Starting at the first line and ending at the last, output the data exactly.

--- MATERIAL TO PROCESS Enclosed Below ---

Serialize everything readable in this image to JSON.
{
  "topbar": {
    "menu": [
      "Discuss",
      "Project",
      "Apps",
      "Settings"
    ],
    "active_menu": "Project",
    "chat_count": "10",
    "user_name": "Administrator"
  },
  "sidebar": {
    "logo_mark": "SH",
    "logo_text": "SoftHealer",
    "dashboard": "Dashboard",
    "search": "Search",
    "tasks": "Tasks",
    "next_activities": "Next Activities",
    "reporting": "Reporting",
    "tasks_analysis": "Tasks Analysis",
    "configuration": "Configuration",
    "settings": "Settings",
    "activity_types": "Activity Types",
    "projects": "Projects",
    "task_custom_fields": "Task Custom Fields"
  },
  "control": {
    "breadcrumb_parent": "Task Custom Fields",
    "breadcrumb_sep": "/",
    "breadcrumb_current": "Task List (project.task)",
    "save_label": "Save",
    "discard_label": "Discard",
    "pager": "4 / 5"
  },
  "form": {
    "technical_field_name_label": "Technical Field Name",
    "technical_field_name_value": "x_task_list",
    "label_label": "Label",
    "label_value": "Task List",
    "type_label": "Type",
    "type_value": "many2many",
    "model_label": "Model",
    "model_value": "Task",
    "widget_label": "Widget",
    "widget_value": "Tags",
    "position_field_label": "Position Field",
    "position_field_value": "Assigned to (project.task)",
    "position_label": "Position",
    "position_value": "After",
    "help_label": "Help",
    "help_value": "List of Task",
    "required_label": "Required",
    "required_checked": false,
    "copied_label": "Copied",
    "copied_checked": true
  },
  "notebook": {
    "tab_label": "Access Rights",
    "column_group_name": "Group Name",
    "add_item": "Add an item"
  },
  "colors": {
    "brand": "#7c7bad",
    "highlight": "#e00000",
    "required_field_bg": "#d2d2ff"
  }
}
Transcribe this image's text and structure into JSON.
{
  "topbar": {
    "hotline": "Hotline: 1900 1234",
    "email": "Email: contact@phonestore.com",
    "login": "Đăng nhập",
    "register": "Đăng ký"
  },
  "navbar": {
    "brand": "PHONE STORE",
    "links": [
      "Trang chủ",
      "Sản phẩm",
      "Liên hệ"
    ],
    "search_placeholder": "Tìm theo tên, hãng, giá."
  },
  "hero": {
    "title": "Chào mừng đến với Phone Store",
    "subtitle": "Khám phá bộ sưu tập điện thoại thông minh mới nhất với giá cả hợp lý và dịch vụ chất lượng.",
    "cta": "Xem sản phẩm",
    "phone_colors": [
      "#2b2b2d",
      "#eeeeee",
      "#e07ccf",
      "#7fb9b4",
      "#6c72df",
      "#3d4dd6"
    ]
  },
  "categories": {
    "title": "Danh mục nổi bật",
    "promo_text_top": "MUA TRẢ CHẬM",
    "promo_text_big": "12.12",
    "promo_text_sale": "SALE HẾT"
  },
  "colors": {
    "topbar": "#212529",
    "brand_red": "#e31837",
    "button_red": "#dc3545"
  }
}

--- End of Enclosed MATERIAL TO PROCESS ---

**EXERCISE ANSWER**:
Serialize everything readable in this image to JSON.
{
  "topbar": {
    "menu": [
      "Discuss",
      "Project",
      "Apps",
      "Settings"
    ],
    "active_menu": "Project",
    "chat_count": "10",
    "user_name": "Administrator"
  },
  "sidebar": {
    "logo_mark": "SH",
    "logo_text": "SoftHealer",
    "dashboard": "Dashboard",
    "search": "Search",
    "tasks": "Tasks",
    "next_activities": "Next Activities",
    "reporting": "Reporting",
    "tasks_analysis": "Tasks Analysis",
    "configuration": "Configuration",
    "settings": "Settings",
    "activity_types": "Activity Types",
    "projects": "Projects",
    "task_custom_fields": "Task Custom Fields"
  },
  "control": {
    "breadcrumb_parent": "Task Custom Fields",
    "breadcrumb_sep": "/",
    "breadcrumb_current": "Task List (project.task)",
    "save_label": "Save",
    "discard_label": "Discard",
    "pager": "4 / 5"
  },
  "form": {
    "technical_field_name_label": "Technical Field Name",
    "technical_field_name_value": "x_task_list",
    "label_label": "Label",
    "label_value": "Task List",
    "type_label": "Type",
    "type_value": "many2many",
    "model_label": "Model",
    "model_value": "Task",
    "widget_label": "Widget",
    "widget_value": "Tags",
    "position_field_label": "Position Field",
    "position_field_value": "Assigned to (project.task)",
    "position_label": "Position",
    "position_value": "After",
    "help_label": "Help",
    "help_value": "List of Task",
    "required_label": "Required",
    "required_checked": false,
    "copied_label": "Copied",
    "copied_checked": true
  },
  "notebook": {
    "tab_label": "Access Rights",
    "column_group_name": "Group Name",
    "add_item": "Add an item"
  },
  "colors": {
    "brand": "#7c7bad",
    "highlight": "#e00000",
    "required_field_bg": "#d2d2ff"
  }
}
Transcribe this image's text and structure into JSON.
{
  "topbar": {
    "hotline": "Hotline: 1900 1234",
    "email": "Email: contact@phonestore.com",
    "login": "Đăng nhập",
    "register": "Đăng ký"
  },
  "navbar": {
    "brand": "PHONE STORE",
    "links": [
      "Trang chủ",
      "Sản phẩm",
      "Liên hệ"
    ],
    "search_placeholder": "Tìm theo tên, hãng, giá."
  },
  "hero": {
    "title": "Chào mừng đến với Phone Store",
    "subtitle": "Khám phá bộ sưu tập điện thoại thông minh mới nhất với giá cả hợp lý và dịch vụ chất lượng.",
    "cta": "Xem sản phẩm",
    "phone_colors": [
      "#2b2b2d",
      "#eeeeee",
      "#e07ccf",
      "#7fb9b4",
      "#6c72df",
      "#3d4dd6"
    ]
  },
  "categories": {
    "title": "Danh mục nổi bật",
    "promo_text_top": "MUA TRẢ CHẬM",
    "promo_text_big": "12.12",
    "promo_text_sale": "SALE HẾT"
  },
  "colors": {
    "topbar": "#212529",
    "brand_red": "#e31837",
    "button_red": "#dc3545"
  }
}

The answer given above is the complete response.